Try it:
Write out the entries again. Match each one exactly.

Data for processing:
══════════════════════════════

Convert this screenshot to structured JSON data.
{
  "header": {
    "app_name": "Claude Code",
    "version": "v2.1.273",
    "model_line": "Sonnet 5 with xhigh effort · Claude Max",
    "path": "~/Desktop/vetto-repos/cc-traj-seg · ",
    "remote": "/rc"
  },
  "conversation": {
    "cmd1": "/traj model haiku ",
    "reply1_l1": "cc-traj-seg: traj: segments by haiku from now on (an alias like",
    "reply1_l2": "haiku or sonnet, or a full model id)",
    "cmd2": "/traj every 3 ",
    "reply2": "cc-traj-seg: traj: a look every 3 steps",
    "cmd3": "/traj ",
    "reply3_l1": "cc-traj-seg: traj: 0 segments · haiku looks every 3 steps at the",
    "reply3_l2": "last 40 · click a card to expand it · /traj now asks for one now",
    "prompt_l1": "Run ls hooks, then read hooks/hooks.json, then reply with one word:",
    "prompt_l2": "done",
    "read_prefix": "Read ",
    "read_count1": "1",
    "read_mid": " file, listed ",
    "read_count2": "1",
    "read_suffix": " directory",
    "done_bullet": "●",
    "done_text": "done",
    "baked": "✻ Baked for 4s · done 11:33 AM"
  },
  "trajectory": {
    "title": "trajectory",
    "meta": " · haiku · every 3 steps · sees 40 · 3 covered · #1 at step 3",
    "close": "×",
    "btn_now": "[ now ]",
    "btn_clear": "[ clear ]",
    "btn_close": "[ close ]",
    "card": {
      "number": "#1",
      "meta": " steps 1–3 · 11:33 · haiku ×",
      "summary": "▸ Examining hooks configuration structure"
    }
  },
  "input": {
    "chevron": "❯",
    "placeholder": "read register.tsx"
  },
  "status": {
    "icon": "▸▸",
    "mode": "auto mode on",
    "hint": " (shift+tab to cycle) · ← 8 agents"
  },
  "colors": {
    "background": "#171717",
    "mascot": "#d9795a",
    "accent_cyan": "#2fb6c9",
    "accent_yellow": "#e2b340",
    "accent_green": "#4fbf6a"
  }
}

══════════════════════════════

Response area:
Convert this screenshot to structured JSON data.
{
  "header": {
    "app_name": "Claude Code",
    "version": "v2.1.273",
    "model_line": "Sonnet 5 with xhigh effort · Claude Max",
    "path": "~/Desktop/vetto-repos/cc-traj-seg · ",
    "remote": "/rc"
  },
  "conversation": {
    "cmd1": "/traj model haiku ",
    "reply1_l1": "cc-traj-seg: traj: segments by haiku from now on (an alias like",
    "reply1_l2": "haiku or sonnet, or a full model id)",
    "cmd2": "/traj every 3 ",
    "reply2": "cc-traj-seg: traj: a look every 3 steps",
    "cmd3": "/traj ",
    "reply3_l1": "cc-traj-seg: traj: 0 segments · haiku looks every 3 steps at the",
    "reply3_l2": "last 40 · click a card to expand it · /traj now asks for one now",
    "prompt_l1": "Run ls hooks, then read hooks/hooks.json, then reply with one word:",
    "prompt_l2": "done",
    "read_prefix": "Read ",
    "read_count1": "1",
    "read_mid": " file, listed ",
    "read_count2": "1",
    "read_suffix": " directory",
    "done_bullet": "●",
    "done_text": "done",
    "baked": "✻ Baked for 4s · done 11:33 AM"
  },
  "trajectory": {
    "title": "trajectory",
    "meta": " · haiku · every 3 steps · sees 40 · 3 covered · #1 at step 3",
    "close": "×",
    "btn_now": "[ now ]",
    "btn_clear": "[ clear ]",
    "btn_close": "[ close ]",
    "card": {
      "number": "#1",
      "meta": " steps 1–3 · 11:33 · haiku ×",
      "summary": "▸ Examining hooks configuration structure"
    }
  },
  "input": {
    "chevron": "❯",
    "placeholder": "read register.tsx"
  },
  "status": {
    "icon": "▸▸",
    "mode": "auto mode on",
    "hint": " (shift+tab to cycle) · ← 8 agents"
  },
  "colors": {
    "background": "#171717",
    "mascot": "#d9795a",
    "accent_cyan": "#2fb6c9",
    "accent_yellow": "#e2b340",
    "accent_green": "#4fbf6a"
  }
}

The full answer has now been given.